[[ RECORDS PROVIDED open ]]

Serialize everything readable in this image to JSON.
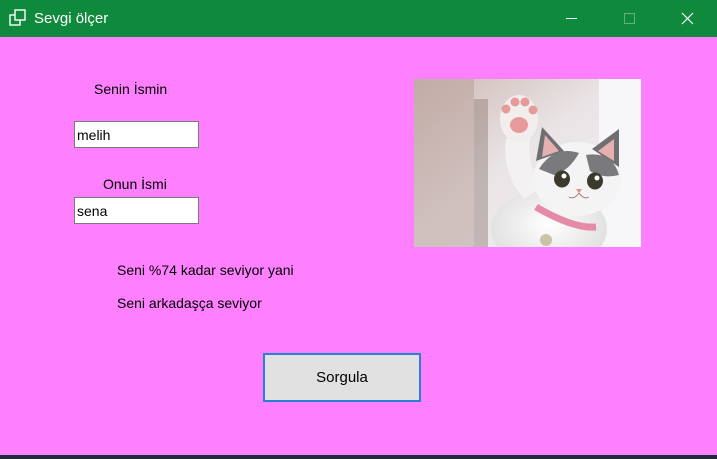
{
  "window": {
    "title": "Sevgi ölçer",
    "titlebar_color": "#0f8a3c",
    "background_color": "#ff80ff",
    "controls": {
      "minimize_icon": "minimize-icon",
      "maximize_icon": "maximize-icon",
      "close_icon": "close-icon"
    }
  },
  "form": {
    "your_name_label": "Senin İsmin",
    "your_name_value": "melih",
    "their_name_label": "Onun İsmi",
    "their_name_value": "sena",
    "result_percent_text": "Seni %74 kadar seviyor yani",
    "result_verdict_text": "Seni arkadaşça seviyor",
    "query_button_label": "Sorgula",
    "query_button_border_color": "#2b7fd8",
    "picture_icon": "kitten-waving-photo"
  }
}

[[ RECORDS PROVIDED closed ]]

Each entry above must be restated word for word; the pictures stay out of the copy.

Serialize everything readable in this image to JSON.
{
  "window": {
    "title": "Sevgi ölçer",
    "titlebar_color": "#0f8a3c",
    "background_color": "#ff80ff",
    "controls": {
      "minimize_icon": "minimize-icon",
      "maximize_icon": "maximize-icon",
      "close_icon": "close-icon"
    }
  },
  "form": {
    "your_name_label": "Senin İsmin",
    "your_name_value": "melih",
    "their_name_label": "Onun İsmi",
    "their_name_value": "sena",
    "result_percent_text": "Seni %74 kadar seviyor yani",
    "result_verdict_text": "Seni arkadaşça seviyor",
    "query_button_label": "Sorgula",
    "query_button_border_color": "#2b7fd8",
    "picture_icon": "kitten-waving-photo"
  }
}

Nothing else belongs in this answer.